Public Health England (PHE) is calling for a complete ban on cars idling outside school in order to cut air pollution.
Leaving your engine running idle “unnecessarily” whilst parked is already subject to a fine. Some areas also have an anti-idling policy specifically outside of schools already.
Sheffield introduced warning signs in June 2018 to inform parents that they could be fined if they leave the engine running outside the school gates whilst waiting for their children.

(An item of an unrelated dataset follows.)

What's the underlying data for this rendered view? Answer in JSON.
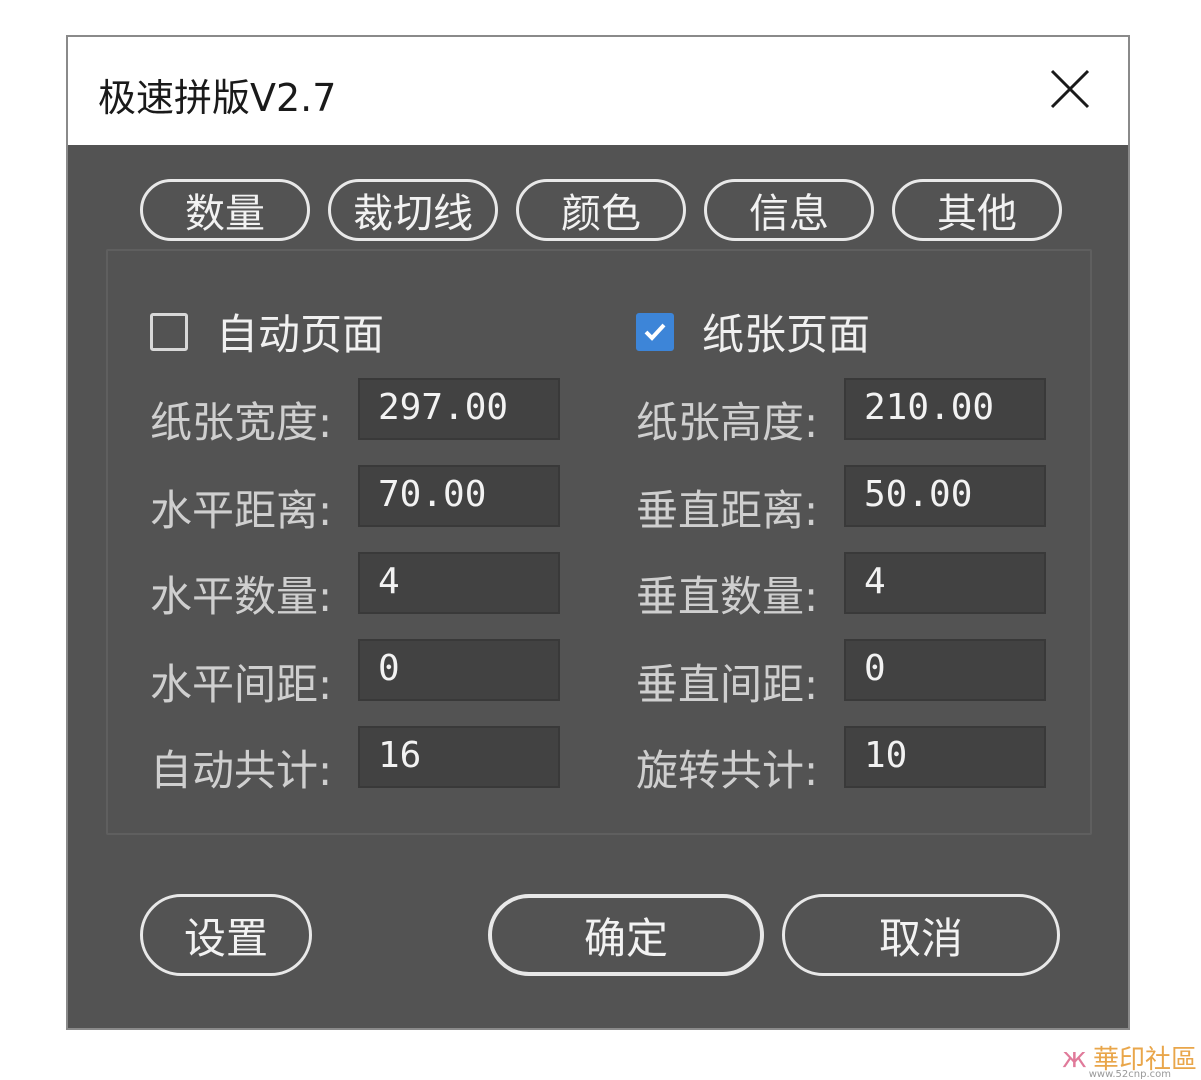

They were one of the first cities to do this outside of London.
The new PHE review highlights other vulnerable hot spots where local authorities could implement no-idling zones including hospitals and care homes.
Why call for a ban?
The figures are compelling.
- According to Public Health England: 28,000 to 36,000 deaths a year in the UK could be attributed to long-term exposure to air pollution.
- According to previous research from ClickMechanic, each driver who doesn’t turn their car engine off during a 10 minute period waiting for their children produces enough excess fumes to fill two jumbo jets a year.
- UK scientists estimate air pollution cuts British people’s lives by an average of six months
Threat to health
PHE describes air pollution as the biggest environmental threat to health in the UK. They say there is strong evidence that air pollution causes the development of coronary heart disease, strokes, respiratory disease, lung cancer and exacerbates asthma.
From April 8th 2019, London will introduce an “Ultra Low Emission Zone”. The Low Emission Zone (LEZ) in London has been in place since 2008. PHE is now recommending a wider uptake of low emission or clean air zones to discourage the most highly polluting vehicles from entering populated areas.
Although England, Scotland, Northern Ireland and Wales lead on air quality policy in their own territories, PHE contributes to the implementation of the government’s UK-wide strategy.
The PHE review also recommends:
- Redesigning cities so people aren’t so close to highly polluting roads. This could include things like wider streets and hedgerows to screen against pollutants
- Investment in clean public transport and more foot and cycle paths
- Encouraging more people to opt for low emission vehicles and more ambitious targets for installing electric car charging points
Do you suffer from Hay Fever? Read our tips on making driving bearable when the pollen count is high.